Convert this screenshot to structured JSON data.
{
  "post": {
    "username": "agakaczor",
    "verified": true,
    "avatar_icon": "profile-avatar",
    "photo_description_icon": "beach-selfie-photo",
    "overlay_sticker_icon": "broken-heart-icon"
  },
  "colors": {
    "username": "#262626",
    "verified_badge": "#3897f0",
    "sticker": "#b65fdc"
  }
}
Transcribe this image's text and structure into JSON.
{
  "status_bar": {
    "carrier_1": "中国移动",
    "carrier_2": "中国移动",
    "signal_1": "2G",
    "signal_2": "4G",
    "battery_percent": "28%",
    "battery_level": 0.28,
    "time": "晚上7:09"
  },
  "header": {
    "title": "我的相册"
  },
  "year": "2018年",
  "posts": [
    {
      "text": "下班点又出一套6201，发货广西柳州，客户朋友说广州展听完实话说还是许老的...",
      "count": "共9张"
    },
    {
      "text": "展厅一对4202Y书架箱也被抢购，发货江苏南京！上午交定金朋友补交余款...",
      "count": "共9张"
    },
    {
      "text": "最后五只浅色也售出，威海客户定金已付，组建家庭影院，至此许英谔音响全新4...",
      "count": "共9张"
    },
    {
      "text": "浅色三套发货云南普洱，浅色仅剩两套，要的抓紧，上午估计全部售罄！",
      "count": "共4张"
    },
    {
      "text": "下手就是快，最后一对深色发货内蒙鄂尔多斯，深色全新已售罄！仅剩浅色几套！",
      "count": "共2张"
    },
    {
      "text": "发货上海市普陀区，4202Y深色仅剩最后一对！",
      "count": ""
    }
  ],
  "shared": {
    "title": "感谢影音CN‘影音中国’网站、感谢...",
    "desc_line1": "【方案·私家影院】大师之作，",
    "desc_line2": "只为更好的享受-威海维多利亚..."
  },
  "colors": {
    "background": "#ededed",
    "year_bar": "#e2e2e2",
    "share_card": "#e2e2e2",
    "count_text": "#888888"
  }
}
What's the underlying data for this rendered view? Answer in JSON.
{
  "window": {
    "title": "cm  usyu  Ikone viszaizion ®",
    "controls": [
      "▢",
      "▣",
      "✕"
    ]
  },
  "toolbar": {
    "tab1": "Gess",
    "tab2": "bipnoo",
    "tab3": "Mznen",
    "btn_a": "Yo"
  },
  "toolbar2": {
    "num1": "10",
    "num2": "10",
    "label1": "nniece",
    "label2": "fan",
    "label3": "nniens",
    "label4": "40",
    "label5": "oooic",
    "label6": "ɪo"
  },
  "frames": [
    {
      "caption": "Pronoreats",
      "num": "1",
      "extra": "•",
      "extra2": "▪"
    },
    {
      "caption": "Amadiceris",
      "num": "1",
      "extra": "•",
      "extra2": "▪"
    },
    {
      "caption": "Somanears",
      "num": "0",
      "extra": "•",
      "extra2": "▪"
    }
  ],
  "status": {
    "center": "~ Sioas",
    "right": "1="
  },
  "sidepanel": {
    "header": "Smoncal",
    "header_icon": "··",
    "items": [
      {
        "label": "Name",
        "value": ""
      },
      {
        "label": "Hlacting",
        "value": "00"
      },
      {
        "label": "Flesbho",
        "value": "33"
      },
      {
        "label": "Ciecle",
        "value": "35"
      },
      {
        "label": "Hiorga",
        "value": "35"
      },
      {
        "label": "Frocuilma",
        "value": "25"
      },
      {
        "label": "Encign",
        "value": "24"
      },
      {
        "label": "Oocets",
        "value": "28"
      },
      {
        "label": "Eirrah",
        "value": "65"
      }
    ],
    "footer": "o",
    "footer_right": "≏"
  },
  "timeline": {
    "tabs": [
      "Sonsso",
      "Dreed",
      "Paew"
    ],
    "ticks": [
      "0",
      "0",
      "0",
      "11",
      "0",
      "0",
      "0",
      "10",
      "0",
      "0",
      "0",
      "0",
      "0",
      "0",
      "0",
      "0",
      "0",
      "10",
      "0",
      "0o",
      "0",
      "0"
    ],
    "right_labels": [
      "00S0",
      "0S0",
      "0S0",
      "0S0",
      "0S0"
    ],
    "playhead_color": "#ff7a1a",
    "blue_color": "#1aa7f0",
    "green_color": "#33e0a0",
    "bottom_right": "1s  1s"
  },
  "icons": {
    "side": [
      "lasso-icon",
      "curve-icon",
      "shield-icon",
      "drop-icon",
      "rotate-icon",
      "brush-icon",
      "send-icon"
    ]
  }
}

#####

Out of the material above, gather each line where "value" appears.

        "value": ""
        "value": "00"
        "value": "33"
        "value": "35"
        "value": "35"
        "value": "25"
        "value": "24"
        "value": "28"
        "value": "65"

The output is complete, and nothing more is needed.